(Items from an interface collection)
-- -- --

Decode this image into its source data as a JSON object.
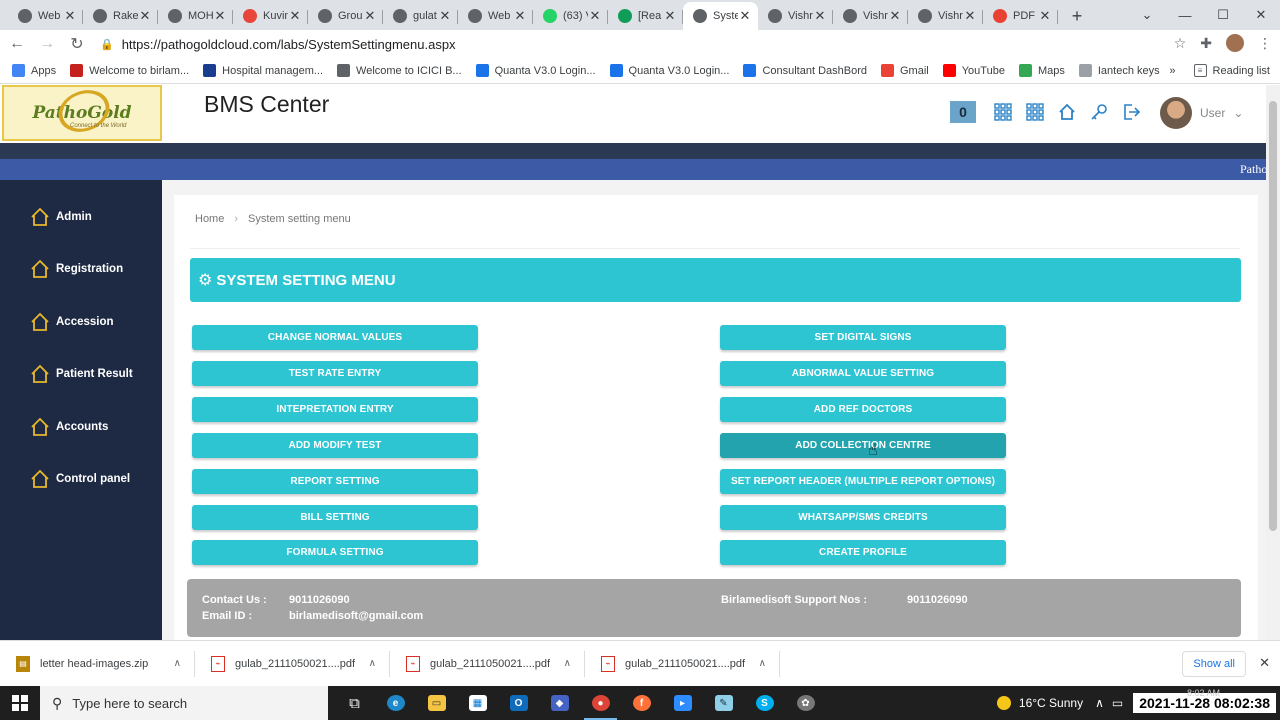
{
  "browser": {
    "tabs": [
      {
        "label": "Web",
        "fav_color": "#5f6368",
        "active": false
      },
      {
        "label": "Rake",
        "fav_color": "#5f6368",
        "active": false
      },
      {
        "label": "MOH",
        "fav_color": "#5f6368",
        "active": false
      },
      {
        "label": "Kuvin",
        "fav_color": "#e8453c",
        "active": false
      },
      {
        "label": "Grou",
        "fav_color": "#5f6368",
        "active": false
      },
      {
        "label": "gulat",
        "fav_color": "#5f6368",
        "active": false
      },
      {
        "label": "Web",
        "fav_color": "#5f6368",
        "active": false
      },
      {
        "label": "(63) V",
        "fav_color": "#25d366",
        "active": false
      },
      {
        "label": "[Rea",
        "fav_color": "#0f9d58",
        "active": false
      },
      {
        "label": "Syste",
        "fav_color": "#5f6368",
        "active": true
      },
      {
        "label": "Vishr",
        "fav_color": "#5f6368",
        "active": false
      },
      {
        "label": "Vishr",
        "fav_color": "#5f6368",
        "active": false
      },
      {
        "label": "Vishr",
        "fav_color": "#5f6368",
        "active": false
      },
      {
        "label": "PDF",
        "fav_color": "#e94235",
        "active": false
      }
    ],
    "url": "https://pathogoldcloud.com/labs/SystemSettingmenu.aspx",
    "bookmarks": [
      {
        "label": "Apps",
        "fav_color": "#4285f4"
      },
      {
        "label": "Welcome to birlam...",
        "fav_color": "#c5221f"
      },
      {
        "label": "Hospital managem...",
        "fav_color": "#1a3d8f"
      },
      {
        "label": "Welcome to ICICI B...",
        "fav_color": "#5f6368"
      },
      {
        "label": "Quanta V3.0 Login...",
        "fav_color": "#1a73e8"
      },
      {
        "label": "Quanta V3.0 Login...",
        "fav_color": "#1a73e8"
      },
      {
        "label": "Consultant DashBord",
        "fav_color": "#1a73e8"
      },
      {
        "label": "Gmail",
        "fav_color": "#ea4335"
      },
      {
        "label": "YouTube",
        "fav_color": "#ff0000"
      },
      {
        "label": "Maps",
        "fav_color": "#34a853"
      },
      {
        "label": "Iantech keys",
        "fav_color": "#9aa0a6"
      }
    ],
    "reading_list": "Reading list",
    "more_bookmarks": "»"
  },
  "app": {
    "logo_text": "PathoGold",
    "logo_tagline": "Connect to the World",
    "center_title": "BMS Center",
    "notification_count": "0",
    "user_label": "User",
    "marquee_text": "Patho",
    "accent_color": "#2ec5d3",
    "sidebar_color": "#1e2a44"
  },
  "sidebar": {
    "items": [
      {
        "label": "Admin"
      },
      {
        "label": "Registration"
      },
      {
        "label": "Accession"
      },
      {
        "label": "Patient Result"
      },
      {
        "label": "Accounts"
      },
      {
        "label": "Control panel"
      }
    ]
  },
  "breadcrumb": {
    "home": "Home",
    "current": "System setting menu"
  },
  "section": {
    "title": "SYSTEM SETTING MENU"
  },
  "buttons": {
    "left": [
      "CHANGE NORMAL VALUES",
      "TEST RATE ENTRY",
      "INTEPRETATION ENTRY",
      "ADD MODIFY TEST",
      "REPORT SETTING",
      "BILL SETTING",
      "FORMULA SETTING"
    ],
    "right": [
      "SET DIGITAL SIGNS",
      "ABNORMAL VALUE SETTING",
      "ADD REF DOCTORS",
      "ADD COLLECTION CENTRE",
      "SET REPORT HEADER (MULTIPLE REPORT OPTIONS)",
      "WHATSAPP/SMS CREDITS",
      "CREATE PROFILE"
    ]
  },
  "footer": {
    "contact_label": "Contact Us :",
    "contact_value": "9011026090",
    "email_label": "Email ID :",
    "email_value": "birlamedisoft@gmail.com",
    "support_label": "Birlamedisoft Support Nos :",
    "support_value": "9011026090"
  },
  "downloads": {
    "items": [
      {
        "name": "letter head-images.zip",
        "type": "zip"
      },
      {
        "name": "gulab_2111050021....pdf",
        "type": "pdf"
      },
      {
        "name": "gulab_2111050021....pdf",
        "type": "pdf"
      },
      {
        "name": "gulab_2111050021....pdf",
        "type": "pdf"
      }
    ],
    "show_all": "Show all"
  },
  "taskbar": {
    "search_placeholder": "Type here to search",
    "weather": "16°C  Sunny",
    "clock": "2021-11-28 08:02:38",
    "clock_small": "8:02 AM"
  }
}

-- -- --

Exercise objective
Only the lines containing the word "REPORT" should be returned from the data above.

Solved problem
      "REPORT SETTING",
      "SET REPORT HEADER (MULTIPLE REPORT OPTIONS)",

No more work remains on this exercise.